§ **Directions**: Where a line below includes the word "isEmpty", copy that line.

>>>>

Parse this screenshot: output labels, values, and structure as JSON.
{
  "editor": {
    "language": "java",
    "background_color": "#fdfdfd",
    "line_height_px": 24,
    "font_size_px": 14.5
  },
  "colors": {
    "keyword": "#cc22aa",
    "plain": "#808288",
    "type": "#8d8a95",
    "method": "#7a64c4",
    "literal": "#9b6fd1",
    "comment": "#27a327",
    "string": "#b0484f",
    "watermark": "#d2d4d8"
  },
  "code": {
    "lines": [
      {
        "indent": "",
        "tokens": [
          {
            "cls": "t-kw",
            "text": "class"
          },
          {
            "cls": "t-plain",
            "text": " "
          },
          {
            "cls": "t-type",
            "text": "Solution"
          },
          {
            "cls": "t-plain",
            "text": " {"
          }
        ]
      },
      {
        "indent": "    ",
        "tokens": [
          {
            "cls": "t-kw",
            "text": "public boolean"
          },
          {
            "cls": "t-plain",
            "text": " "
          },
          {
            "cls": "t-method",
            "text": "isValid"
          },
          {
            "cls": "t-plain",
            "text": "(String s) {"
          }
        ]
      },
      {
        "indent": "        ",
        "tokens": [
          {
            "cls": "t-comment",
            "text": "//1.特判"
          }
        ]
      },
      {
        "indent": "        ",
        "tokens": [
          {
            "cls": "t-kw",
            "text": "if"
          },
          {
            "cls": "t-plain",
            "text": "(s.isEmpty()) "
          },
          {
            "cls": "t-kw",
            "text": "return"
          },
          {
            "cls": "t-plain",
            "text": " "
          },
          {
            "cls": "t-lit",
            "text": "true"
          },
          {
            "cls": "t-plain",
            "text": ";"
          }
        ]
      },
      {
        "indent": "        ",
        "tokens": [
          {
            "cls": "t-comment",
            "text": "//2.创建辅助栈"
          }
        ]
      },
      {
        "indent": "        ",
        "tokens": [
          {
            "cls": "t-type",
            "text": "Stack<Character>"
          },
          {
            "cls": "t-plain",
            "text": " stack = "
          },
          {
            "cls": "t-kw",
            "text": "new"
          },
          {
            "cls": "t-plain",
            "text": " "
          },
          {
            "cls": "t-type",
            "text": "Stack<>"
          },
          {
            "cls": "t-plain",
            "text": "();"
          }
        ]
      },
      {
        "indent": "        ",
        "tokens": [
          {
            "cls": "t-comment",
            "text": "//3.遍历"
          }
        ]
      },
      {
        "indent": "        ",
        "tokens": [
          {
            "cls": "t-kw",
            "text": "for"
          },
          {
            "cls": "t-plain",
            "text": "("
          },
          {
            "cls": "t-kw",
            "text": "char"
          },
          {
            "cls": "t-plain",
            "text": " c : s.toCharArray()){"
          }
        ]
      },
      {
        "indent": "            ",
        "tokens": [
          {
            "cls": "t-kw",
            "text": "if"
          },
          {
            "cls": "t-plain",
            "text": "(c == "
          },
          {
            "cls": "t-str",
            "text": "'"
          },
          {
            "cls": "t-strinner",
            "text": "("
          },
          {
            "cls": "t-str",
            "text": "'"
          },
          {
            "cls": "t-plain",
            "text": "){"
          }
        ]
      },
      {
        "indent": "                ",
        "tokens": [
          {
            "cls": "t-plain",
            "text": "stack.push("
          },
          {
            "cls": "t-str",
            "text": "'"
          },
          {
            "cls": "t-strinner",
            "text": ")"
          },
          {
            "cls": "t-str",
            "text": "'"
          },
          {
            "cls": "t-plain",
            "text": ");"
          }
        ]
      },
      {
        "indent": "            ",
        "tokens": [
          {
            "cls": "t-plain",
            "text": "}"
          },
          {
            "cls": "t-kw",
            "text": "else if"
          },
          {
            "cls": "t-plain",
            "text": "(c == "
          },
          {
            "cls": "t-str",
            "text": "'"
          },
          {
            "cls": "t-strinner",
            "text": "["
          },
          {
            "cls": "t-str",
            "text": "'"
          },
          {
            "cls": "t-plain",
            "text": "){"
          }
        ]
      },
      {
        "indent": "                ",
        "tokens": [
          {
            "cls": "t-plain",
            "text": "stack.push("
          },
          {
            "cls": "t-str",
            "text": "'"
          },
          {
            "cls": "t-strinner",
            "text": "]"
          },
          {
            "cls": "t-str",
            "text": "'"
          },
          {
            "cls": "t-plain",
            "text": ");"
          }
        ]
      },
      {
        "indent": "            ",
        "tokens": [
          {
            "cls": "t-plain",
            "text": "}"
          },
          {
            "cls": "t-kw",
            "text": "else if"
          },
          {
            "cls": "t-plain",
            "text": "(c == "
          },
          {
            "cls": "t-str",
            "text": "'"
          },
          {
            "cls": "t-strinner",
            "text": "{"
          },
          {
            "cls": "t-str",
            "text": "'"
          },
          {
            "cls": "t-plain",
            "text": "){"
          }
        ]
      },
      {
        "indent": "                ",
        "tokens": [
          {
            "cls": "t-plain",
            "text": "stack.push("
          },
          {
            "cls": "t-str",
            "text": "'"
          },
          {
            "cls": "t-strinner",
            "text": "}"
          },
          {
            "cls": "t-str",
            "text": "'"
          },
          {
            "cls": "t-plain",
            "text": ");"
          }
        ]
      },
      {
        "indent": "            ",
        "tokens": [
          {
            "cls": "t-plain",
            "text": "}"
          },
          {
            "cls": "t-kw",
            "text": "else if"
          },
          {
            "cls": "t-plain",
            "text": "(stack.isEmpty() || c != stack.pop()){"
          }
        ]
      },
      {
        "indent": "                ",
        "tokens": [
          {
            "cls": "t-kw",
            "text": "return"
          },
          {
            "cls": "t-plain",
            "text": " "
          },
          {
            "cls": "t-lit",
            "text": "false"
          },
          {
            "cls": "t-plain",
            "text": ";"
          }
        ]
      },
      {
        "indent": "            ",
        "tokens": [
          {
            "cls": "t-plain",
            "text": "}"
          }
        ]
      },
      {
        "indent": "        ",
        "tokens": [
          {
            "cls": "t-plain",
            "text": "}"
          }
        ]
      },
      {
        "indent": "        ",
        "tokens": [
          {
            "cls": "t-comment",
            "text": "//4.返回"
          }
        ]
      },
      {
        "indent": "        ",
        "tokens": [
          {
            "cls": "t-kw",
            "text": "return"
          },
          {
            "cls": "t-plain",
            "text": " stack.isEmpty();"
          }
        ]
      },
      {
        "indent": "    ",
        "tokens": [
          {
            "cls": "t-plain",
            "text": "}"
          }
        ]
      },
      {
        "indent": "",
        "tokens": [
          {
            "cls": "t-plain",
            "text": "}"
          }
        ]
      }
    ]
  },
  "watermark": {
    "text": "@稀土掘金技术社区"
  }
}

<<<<

§ **Output for this exercise**:
            "text": "(s.isEmpty()) "
            "text": "(stack.isEmpty() || c != stack.pop()){"
            "text": " stack.isEmpty();"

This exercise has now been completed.